The film tells the story of five journalists who fought to reveal the truth about the Vietnam War. They all went on to win Pulitzer Prizes.
New Yorker writer John Cassidy has a thought experiment: Imagine that the Boston Marathon bombers had used assault rifles instead of bombs — what would have been different?
According to Cassidy, the Tsarnaev brothers would likely have killed more people with guns than they allegedly did with bombs.
And the initial reaction would likely have seen them not as terrorists, but as sociopaths or mentally disturbed young men.
And third, says Cassidy, the Boston bombing attack happened the same week that gun control failed in Congress — a mass murder with guns might have changed that vote.
Cassidy is emphatic in not equating, in any sense, mass shootings carried out for purely personal reasons with terrorism.
He agrees that the evidence so far points to the Boston Marathon bombing being a terrorist act; Cassidy says he’s trying this thought experiment to understand how our reactions to guns and bombs are so different.
His experiment is being debated widely on the internet, with hundreds of comments on the New Yorker site — many from outraged gun rights advocates who think he’s using a tragedy to gin up gun control.
Others are wondering, as he did, why do we respond differently to these two kinds of violence?

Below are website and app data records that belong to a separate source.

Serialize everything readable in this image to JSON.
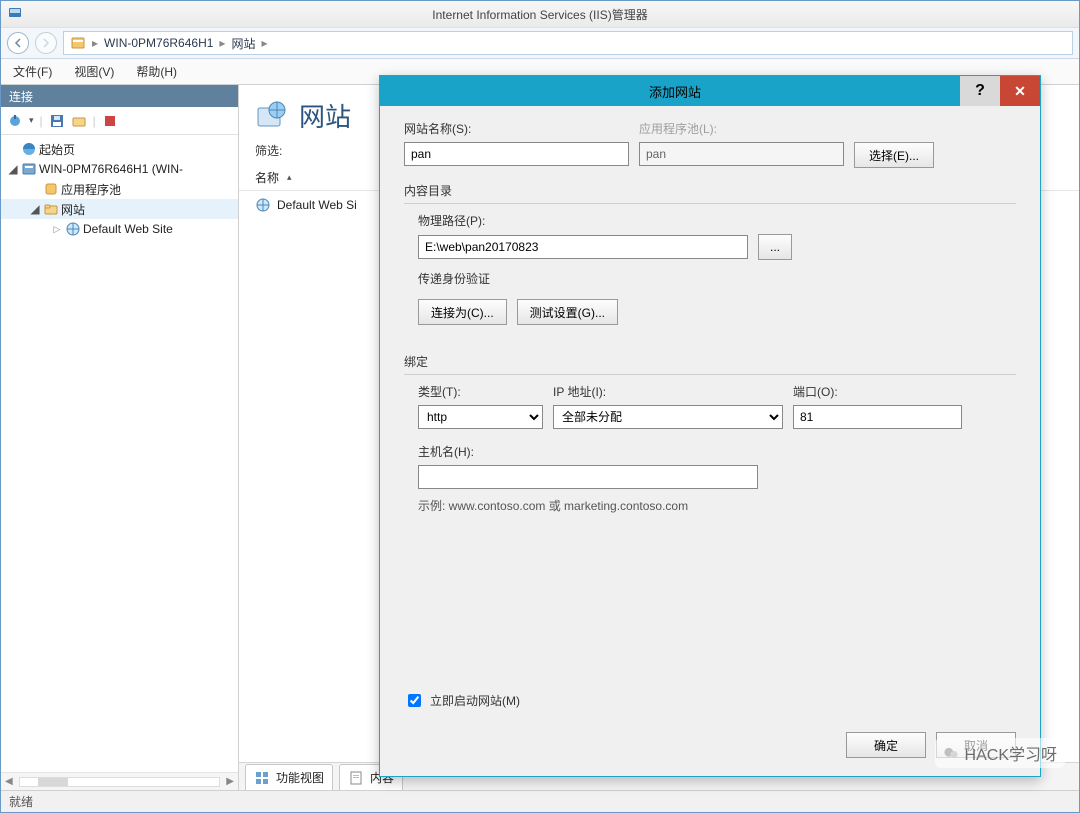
{
  "titlebar": {
    "title": "Internet Information Services (IIS)管理器"
  },
  "addr": {
    "segment1": "WIN-0PM76R646H1",
    "segment2": "网站"
  },
  "menu": {
    "file": "文件(F)",
    "view": "视图(V)",
    "help": "帮助(H)"
  },
  "connections": {
    "header": "连接",
    "items": {
      "start": "起始页",
      "server": "WIN-0PM76R646H1 (WIN-",
      "apppools": "应用程序池",
      "sites": "网站",
      "default": "Default Web Site"
    }
  },
  "main": {
    "heading": "网站",
    "filter_label": "筛选:",
    "columns": {
      "name": "名称"
    },
    "rows": {
      "default": "Default Web Si"
    },
    "tabs": {
      "features": "功能视图",
      "content": "内容"
    }
  },
  "status": {
    "ready": "就绪"
  },
  "dialog": {
    "title": "添加网站",
    "site_name_label": "网站名称(S):",
    "site_name_value": "pan",
    "app_pool_label": "应用程序池(L):",
    "app_pool_value": "pan",
    "select_btn": "选择(E)...",
    "content_header": "内容目录",
    "phys_path_label": "物理路径(P):",
    "phys_path_value": "E:\\web\\pan20170823",
    "browse_btn": "...",
    "passthrough": "传递身份验证",
    "connect_as": "连接为(C)...",
    "test_settings": "测试设置(G)...",
    "binding_header": "绑定",
    "type_label": "类型(T):",
    "type_value": "http",
    "ip_label": "IP 地址(I):",
    "ip_value": "全部未分配",
    "port_label": "端口(O):",
    "port_value": "81",
    "host_label": "主机名(H):",
    "host_value": "",
    "host_hint": "示例: www.contoso.com 或 marketing.contoso.com",
    "start_now_label": "立即启动网站(M)",
    "ok": "确定",
    "cancel": "取消"
  },
  "watermark": {
    "text": "HACK学习呀"
  }
}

Experts share a range of perspectives on how to combat the Islamic State militant group, and the role the U.S. should play.